Our exquisite sense of balance relies on a nervous system that senses and compensates for destabilizing forces. To understand these neural computations, we build and use cutting-edge tools to dissect, measure, probe, and model brain activity as fish develop balancing behaviors.
This data lets us discover fundamental principles of brain function, enabling us to understand, prevent, and treat disease.
To learn more about our mission, click the links in the statement above, or read on.
Why study fish?
One particular species, zebrafish, offers a unique set of advantages when trying to understand brain function. First, as larvae they are transparent, making it straightforward to leverage the latest advances in optical microscopy. Second, significant genetic groundwork makes molecular-level control and monitoring of brain activity straightforward. Third, their brains are much smaller. Taken together, fish are an ideal model system to uncover general principles of nervous system function.
Fish and humans use similar neural architecture and strategies to maintain postural stability.
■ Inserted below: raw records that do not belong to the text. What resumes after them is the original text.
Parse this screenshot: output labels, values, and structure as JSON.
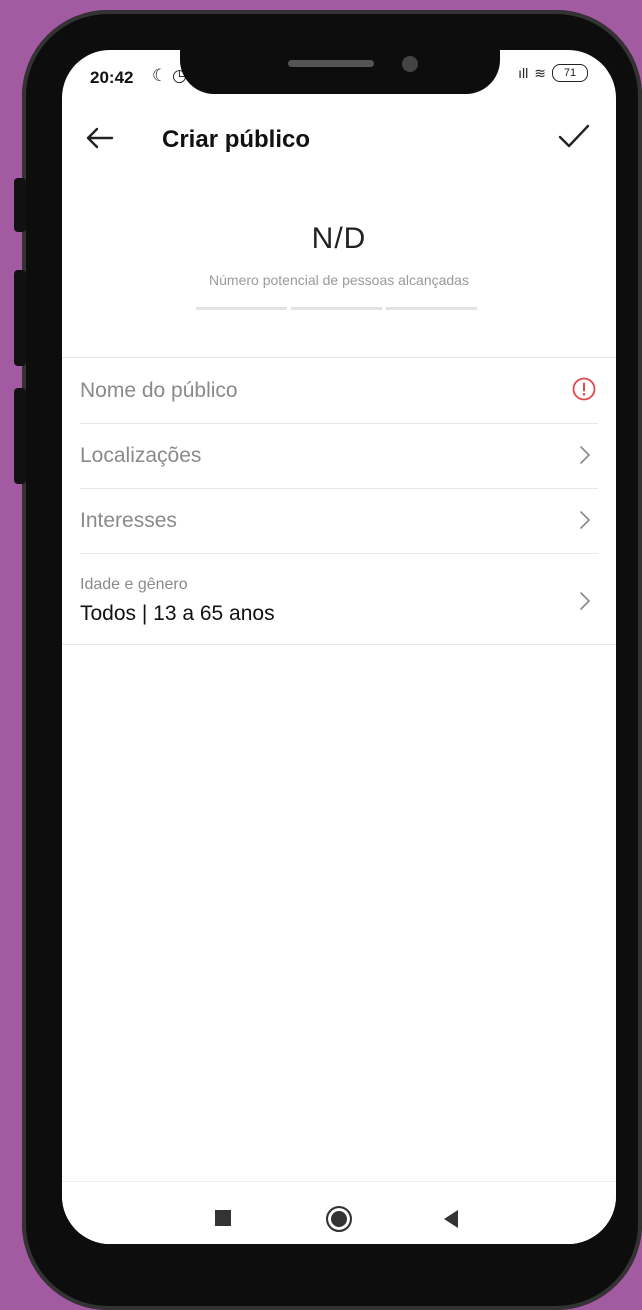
{
  "status_bar": {
    "time": "20:42",
    "left_icons": "☾ ◷",
    "signal": "ıll",
    "wifi": "≋",
    "battery": "71"
  },
  "header": {
    "title": "Criar público",
    "back_icon": "arrow-left-icon",
    "confirm_icon": "checkmark-icon"
  },
  "reach": {
    "value": "N/D",
    "caption": "Número potencial de pessoas alcançadas"
  },
  "form": {
    "audience_name": {
      "label": "Nome do público",
      "icon": "warning-icon",
      "warning_color": "#e0474c"
    },
    "locations": {
      "label": "Localizações"
    },
    "interests": {
      "label": "Interesses"
    },
    "age_gender": {
      "label": "Idade e gênero",
      "value": "Todos | 13 a 65 anos"
    }
  },
  "navbar": {
    "recent_icon": "square-icon",
    "home_icon": "circle-icon",
    "back_icon": "triangle-back-icon"
  }
}
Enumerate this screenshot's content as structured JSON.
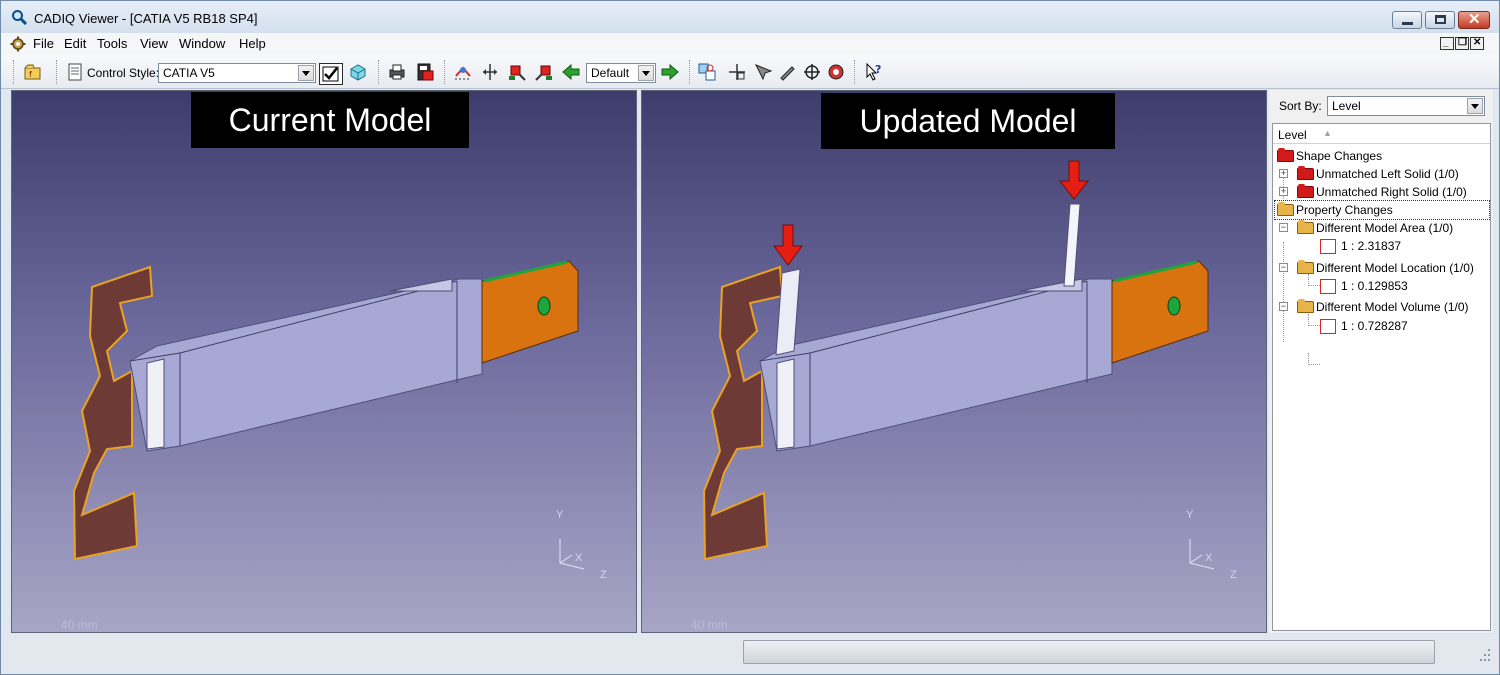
{
  "window": {
    "title": "CADIQ Viewer - [CATIA V5 RB18 SP4]"
  },
  "menubar": {
    "items": [
      "File",
      "Edit",
      "Tools",
      "View",
      "Window",
      "Help"
    ]
  },
  "toolbar": {
    "control_style_label": "Control Style:",
    "control_style_value": "CATIA V5",
    "view_combo_value": "Default"
  },
  "viewports": {
    "left": {
      "label": "Current Model",
      "scale": "40 mm"
    },
    "right": {
      "label": "Updated Model",
      "scale": "40 mm"
    },
    "axis": {
      "y": "Y",
      "x": "X",
      "z": "Z"
    }
  },
  "tree_panel": {
    "sort_by_label": "Sort By:",
    "sort_by_value": "Level",
    "column_header": "Level",
    "nodes": {
      "shape_changes": "Shape Changes",
      "unmatched_left": "Unmatched Left Solid (1/0)",
      "unmatched_right": "Unmatched Right Solid (1/0)",
      "property_changes": "Property Changes",
      "diff_area": "Different Model Area (1/0)",
      "diff_area_value": "1 : 2.31837",
      "diff_location": "Different Model Location (1/0)",
      "diff_location_value": "1 : 0.129853",
      "diff_volume": "Different Model Volume (1/0)",
      "diff_volume_value": "1 : 0.728287"
    }
  },
  "colors": {
    "highlight_arrow": "#e41e12",
    "part_orange": "#d9730f",
    "part_brown": "#6e3a36",
    "part_body": "#a7a8d4",
    "viewport_top": "#3d3c6c",
    "viewport_bottom": "#a7a6c6"
  }
}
Consequentially, our work translates well to an understanding of normal human balance. Similarly, we aim to leverage the simplicity and molecular control of the fish model to understand and ultimately treat disease states.
Why study balance?
We propose that the computations necessary to balance are general in nature. By focusing on balance, we can understand the way our brains represent and utilize sensations to guide appropriate behavior.
The vestibular (or balance) system is a uniquely accessible model circuit to ask how the brain transforms sensation (forces on the body) to action (reflexive, corrective movements). Stabilizing posture and gaze are dynamic processes that can be reliably evoked by well-defined stimuli. Anatomically, we know the relevant neural projections from the sensory to motor periphery. The larval zebrafish permits molecular-level control at each stage, and the ability to monitor activity in many neurons simultaneously. We can therefore define the computations necessary for a sensorimotor transformation with rigorous control.
As scientists, much of what we do has never been done before, and requires new technology. In service of our science, we innovate in many domains, from genomic engineering to machining novel apparatus. Often, this innovation happens together with our collaborators, who bring a domain of expertise to the table. We could not be happier to discuss such collaborations; we’ve got a lot to learn.
We believe that the more we share the technologies we develop, the stronger the field. To that end, we’ve found it most effective to host people to come learn how we do what we do. Please contact us if you’re interested.
How do we dissect circuits?
One particular strength of the balance circuit is its comparatively constrained anatomy. Much of our work rests on a wiring diagram, elucidated over many years of work. The straightforward connectivity allows us to identify functional bottlenecks at the transition between stages.
Our main tool to dissect this circuit and measure the functional limits that arise at each junction is single-cell labeling. We have developed a set of protocols and reagents that allow us to molecularly target individual neurons at every stage of the circuit. This allows us unprecedented control over the balance circuit, at each node from sensation to action.
How do we measure brain activity?
We measure neural activity two ways: electrophysiologically, and optically. Together, they offer the ability to monitor the balance circuit with high spatial and temporal resolution. Electrophysiological measurements allow us to monitor the membrane potential of individual neurons at physiologically-relevant timescales. Optical recordings of genetically-encoded indicators complement these measurements, allowing us to characterize entire populations of neurons simultaneously.
How do we probe the balance circuit?
We interrogate the balance circuit in two ways: with natural stimuli, and with optically-gated ion channels. We read out the results of our perturbations both by monitoring behavior and its associated neural activity.
Larval zebrafish rapidly develop a set of sophisticated behaviors. Stable gaze and posture are vital to this repertoire, which includes meeting complex challenges like hunting and predator avoidance. Over the first few days of life, the nervous system rapidly wires the necessary balance circuitry. We aim to relate the molecular-level events necessary to establish the balance system to its fundamental functional limits. We believe that defining this relationship is crucial to understand disease.
Limits: how does the brain decode?
Sensory neurons in the balance circuit encode information about destabilizing forces. Downstream neurons use that information to correct gaze and posture. We’ve learned quite a bit about the limits of sensory neurons with respect to encoding, or representing, sensory information. In contrast, we know almost nothing about how downstream neurons interpret and process these signals. This "decoding" step places a fundamental limit on the brain's ability to transform sensation into action. It’s largely unexplored, and we’re going to understand it.
How does this research help us treat disease?
From a public health perspective, disorders of the vestibular, or “balance system,” are a big deal: recent estimates are that one of every three Americans over 40 have experienced a balance problem. While there are treatments for some of these disorders, many remain debilitating. Understanding normal function of the vestibular system is a necessary first step towards designing targeted therapies.